Adapted from Delicious Living Magazine: November 2013 Issue, p. 34
Serves 4 - 6

6 cups of loosely packed arugula, rinsed and spun or patted dry
1 medium to large onion, chopped
1 1/2 c. sliced celery [may be available at Farmer's Market into November] - rinsed and sliced
1 large or 2 small kohlrabi - rinsed, peeled, and chopped
2 large radishes - rinsed and chopped
1 - 2 medium-large carrots - rinsed, quartered, and sliced
1 - 2 T. extra virgin olive oil
1 c. hulled, gluten-free buckwheat groats or kasha [soaked for 4 - 6 hours, drained, and rinsed]
4 c. pure water
1 tsp. sea salt
1/2 c. pumpkin seeds, toasted*
1/2 - 3/4 c. dressing [recipe shown above], adjust to taste
Roasted white or garbanzo beans ["Mildly Spicy" recipe], optional

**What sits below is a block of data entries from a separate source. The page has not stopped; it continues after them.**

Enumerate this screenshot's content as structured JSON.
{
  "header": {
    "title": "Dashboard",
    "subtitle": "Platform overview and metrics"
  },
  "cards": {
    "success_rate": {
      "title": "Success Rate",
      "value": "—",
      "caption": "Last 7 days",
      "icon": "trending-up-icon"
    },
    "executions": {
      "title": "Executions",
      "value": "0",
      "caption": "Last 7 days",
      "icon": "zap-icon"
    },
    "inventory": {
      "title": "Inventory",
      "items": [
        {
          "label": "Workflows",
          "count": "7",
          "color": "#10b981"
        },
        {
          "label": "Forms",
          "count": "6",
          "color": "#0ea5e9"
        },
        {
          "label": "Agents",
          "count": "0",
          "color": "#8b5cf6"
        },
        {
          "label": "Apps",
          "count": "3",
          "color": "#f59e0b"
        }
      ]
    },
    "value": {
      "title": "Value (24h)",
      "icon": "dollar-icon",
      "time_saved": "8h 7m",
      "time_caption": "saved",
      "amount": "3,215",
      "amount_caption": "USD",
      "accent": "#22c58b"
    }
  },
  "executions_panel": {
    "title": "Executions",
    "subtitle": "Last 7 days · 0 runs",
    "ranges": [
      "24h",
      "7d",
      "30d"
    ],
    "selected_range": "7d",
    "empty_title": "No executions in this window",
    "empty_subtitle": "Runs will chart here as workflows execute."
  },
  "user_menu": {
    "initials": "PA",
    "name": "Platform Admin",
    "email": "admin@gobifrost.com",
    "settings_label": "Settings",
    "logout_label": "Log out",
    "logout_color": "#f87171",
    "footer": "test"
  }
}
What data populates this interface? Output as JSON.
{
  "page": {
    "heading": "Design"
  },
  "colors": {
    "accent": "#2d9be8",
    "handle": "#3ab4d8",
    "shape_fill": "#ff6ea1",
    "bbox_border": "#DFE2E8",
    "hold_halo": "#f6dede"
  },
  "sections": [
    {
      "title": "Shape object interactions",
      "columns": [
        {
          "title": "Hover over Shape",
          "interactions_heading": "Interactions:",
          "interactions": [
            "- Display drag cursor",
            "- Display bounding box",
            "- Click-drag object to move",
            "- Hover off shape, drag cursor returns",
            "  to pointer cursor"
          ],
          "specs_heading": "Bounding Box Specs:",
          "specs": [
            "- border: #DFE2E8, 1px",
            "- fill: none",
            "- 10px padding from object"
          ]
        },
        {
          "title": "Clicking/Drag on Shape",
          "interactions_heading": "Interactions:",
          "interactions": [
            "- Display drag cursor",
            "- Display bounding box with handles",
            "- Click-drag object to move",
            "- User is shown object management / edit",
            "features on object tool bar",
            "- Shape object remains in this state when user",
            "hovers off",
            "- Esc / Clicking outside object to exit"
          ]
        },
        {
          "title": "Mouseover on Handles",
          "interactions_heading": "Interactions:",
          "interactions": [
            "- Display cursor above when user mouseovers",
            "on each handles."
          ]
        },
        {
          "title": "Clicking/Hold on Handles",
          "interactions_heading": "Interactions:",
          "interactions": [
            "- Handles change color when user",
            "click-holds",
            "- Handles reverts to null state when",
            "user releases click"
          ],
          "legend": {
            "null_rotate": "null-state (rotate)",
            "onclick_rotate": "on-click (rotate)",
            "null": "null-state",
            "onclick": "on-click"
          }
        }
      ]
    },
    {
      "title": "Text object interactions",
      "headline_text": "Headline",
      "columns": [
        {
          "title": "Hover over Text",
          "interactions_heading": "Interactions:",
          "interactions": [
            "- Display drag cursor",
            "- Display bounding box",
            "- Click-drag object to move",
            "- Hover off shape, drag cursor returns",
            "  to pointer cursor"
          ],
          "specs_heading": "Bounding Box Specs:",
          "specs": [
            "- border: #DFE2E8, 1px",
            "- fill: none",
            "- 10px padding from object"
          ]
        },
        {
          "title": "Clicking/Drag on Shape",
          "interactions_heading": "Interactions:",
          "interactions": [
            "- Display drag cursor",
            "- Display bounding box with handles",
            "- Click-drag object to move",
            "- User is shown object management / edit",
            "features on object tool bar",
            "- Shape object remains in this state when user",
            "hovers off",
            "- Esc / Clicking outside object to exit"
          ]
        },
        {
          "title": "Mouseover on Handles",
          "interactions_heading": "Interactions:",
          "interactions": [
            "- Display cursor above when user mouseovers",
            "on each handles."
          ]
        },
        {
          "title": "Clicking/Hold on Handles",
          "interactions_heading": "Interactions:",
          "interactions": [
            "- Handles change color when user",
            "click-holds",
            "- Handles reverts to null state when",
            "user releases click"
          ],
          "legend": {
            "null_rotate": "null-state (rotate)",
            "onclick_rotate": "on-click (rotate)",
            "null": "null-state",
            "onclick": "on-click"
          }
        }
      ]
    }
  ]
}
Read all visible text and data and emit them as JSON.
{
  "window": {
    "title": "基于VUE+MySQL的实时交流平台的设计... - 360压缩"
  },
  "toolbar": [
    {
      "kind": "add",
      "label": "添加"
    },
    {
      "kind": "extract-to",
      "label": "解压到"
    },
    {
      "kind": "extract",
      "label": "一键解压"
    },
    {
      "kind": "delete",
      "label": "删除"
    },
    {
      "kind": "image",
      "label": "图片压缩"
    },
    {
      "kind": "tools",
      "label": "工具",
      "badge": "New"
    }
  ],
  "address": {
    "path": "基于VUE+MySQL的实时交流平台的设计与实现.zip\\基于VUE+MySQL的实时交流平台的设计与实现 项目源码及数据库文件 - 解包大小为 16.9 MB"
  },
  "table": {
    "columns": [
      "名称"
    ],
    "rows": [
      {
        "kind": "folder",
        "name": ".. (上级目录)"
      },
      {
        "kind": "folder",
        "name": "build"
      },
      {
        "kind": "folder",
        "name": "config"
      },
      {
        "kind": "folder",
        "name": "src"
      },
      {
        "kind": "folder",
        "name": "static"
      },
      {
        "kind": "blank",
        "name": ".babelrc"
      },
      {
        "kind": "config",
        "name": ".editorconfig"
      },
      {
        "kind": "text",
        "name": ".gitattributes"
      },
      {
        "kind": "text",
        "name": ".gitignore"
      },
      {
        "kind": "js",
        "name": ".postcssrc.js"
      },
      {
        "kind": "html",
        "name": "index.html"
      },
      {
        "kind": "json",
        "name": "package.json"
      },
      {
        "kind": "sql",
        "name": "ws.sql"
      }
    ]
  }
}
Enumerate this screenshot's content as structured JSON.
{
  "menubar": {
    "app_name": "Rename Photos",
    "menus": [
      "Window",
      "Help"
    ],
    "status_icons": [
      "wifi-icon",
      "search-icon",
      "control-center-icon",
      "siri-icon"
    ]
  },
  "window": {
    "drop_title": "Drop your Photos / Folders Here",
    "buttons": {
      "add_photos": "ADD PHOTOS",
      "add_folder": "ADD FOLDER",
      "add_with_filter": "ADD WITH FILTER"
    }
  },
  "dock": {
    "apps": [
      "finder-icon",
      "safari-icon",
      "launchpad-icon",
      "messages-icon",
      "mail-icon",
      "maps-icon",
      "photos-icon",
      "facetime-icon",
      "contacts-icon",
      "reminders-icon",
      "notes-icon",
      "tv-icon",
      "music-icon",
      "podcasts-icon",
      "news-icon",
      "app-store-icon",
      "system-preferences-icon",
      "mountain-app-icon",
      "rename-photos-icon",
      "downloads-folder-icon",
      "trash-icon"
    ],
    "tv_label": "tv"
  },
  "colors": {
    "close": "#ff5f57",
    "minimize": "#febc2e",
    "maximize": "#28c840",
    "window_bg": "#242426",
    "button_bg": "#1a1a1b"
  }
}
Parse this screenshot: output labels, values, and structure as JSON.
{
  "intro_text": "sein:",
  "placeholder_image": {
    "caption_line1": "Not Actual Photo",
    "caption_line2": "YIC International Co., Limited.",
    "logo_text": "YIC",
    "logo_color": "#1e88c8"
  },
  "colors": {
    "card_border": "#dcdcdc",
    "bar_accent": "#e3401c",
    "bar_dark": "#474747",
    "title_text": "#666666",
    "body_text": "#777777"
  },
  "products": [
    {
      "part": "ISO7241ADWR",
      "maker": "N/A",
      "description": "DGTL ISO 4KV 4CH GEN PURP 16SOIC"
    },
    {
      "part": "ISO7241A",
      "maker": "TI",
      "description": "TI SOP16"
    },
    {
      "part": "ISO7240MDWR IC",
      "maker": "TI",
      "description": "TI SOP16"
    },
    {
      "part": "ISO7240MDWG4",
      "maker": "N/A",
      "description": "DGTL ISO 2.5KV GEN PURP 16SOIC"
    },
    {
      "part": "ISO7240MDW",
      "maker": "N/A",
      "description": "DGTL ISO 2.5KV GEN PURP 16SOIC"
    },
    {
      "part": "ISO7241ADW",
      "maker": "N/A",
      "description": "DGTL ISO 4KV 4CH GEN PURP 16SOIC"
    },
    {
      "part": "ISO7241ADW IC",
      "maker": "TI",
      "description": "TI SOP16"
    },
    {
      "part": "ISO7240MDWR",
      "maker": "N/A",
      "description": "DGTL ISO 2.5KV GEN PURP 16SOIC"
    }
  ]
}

In a medium sized stainless steel saucepan bring 4 c. water to boil. Add salt and soaked buckwheat groats. Cook for 7 - 10 minutes or until just soft. Drain in a fine mesh strainer, rinse briefly with cold water, place in glass serving bowl, cover and set aside. In a large cast iron skillet place oil and onion. Bring to sizzle and then reduce heat to medium low, stirring occasionally, until the onion is soft and just transparent. Add celery and carrots and cook for a few more minutes. Add kohlrabi and radishes and cook another few minutes or until vegetables are just soft and warm but remain crunchy. Remove from heat and add to cooked buckwheat. Sprinkle in toasted pumpkin seeds, dressing, and stir until well mixed. Place about 1 cup of arugula on 6 plates [or simply in a large serving bowl] and top with a large scoop of the warm kasha salad. Garnish with roasted white or garbanzo beans [optional] and serve warm.

*To toast nuts or seeds: If you have a toaster oven, spread nuts or seeds out on a baking sheet. Using the "Toast: 1" or lowest setting, cook until beeper goes off. If you are using a skillet: place nuts or seeds in skillet and bring heat to high. Toss continuously until nuts / seeds become slightly browned, adjusting heat as necessary. If you are using an oven: place nuts / seeds on baking sheet and place in 300 degree preheated oven. Watch carefully and remove when they are slightly browned or smell really nutty.